8 Megawatt-Hour Vanadium Flow Battery Commissioned

Vanadium flow battery

Testing of the Zhangbei National Wind and Solar Energy Storage and Transmission Demonstration Project’s 8 megawatt-hour vanadium flow battery system was successfully completed last weekend.

According to Sparton Resources Inc., the battery was continuously operated at full design capacity for ten days and exceeded specifications by 10%. Smoothing tests using State Grid North China Company Limited’s software were also satisfactorily completed.

“Both State Grid and the Company technicians have indicated they are extremely pleased with the program and will prepare comprehensive reports on the test procedures and results,” says Sparton Resources.  ” These will be submitted shortly to State Grid for acceptance.”

Flow batteries store energy in liquid solutions contained in two separate tanks forming the positive and negative side of the battery. Pumping liquids one way charges the battery and the other direction discharges it.

According to the U.S. Department of Energy’s Global Energy Storage Database, The Zhangbei Project will eventually grow to include 500 MW of installed wind capacity, 100 MW of installed solar PV capacity and 110 MW of energy storage.
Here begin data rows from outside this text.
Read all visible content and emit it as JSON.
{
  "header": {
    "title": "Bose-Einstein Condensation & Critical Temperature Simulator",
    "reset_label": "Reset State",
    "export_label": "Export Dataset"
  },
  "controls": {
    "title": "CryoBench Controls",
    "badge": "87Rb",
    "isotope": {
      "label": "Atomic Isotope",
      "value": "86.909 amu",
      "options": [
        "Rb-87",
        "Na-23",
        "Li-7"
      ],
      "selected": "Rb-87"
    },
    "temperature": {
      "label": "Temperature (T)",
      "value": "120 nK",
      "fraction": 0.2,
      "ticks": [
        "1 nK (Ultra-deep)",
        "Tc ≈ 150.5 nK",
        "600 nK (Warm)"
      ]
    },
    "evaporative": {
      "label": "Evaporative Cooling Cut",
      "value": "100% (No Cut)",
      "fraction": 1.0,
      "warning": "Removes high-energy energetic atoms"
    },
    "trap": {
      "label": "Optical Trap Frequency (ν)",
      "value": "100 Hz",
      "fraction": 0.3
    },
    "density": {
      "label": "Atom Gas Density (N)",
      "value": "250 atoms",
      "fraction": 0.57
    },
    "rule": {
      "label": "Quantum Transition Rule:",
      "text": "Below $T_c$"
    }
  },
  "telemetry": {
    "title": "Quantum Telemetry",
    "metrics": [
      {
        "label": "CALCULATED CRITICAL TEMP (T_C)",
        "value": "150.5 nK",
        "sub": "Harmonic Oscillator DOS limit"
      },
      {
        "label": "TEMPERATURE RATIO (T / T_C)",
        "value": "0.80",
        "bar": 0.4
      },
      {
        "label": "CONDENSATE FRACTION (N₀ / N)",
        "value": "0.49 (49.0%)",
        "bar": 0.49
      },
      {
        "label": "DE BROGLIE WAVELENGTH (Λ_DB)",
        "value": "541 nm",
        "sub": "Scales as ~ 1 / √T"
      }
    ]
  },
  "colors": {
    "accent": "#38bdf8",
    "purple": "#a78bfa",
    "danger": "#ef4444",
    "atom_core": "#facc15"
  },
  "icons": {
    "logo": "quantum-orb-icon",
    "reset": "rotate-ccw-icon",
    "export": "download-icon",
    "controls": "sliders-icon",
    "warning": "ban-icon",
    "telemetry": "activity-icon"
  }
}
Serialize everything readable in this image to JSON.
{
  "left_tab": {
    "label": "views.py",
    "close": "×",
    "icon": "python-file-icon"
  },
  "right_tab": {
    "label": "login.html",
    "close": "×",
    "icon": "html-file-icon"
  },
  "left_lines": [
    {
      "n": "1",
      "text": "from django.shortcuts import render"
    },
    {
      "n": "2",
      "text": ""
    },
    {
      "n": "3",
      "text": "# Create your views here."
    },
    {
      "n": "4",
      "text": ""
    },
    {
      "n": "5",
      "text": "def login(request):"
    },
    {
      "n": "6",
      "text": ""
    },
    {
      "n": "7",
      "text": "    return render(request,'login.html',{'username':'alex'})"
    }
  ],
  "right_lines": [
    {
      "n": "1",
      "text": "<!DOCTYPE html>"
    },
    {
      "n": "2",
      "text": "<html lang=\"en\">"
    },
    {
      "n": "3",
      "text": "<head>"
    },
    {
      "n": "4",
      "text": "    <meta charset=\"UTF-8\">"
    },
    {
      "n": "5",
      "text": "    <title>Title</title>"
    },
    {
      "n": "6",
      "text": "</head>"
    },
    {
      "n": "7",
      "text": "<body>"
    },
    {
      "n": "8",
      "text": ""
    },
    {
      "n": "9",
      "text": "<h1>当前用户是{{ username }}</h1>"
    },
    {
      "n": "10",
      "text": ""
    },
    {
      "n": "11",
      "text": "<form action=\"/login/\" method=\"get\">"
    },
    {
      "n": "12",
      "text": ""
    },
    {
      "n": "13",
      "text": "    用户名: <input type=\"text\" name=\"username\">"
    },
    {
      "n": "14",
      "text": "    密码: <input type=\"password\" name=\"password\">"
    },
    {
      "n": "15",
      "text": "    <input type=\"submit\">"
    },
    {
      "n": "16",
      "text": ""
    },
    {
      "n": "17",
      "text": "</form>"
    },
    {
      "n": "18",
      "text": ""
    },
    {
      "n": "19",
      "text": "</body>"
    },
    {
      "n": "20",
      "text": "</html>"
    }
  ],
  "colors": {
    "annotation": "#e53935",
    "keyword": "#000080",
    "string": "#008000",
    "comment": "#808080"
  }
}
In addition to the vanadium flow battery, the project also includes 14MW of lithium-ion batteries. 4MW of sodium sulfur batteries were also to be installed, but have been delayed due to safety concerns.

Some supporters of flow battery technology believe it is better suited to long-duration, utility-scale and energy-intensive applications compared to lithium-ion batteries; with the latter having more application for commercial and residential energy storage. Regardless, lithium-ion has been increasingly appearing in utility-scale applications.

While flow batteries have usually been perceived as too bulky and cumbersome for home applications, Australian company RedFlow is currently developing a “plug and play” type residential flow battery system.

The USD $1.89 billion  Zhangbei Project is huge, covering  a total land area of 200 square kilometres and boasts world’s largest number of different operational renewables technologies in a single new energy project. It’s also the world’s largest chemistry-based energy storage station.

Sparton Resources says the clean electricity generated and stored by the project supplies a portion of north China’s energy needs and it will play an important role in China’s “clean, green” 2022 Winter Olympics.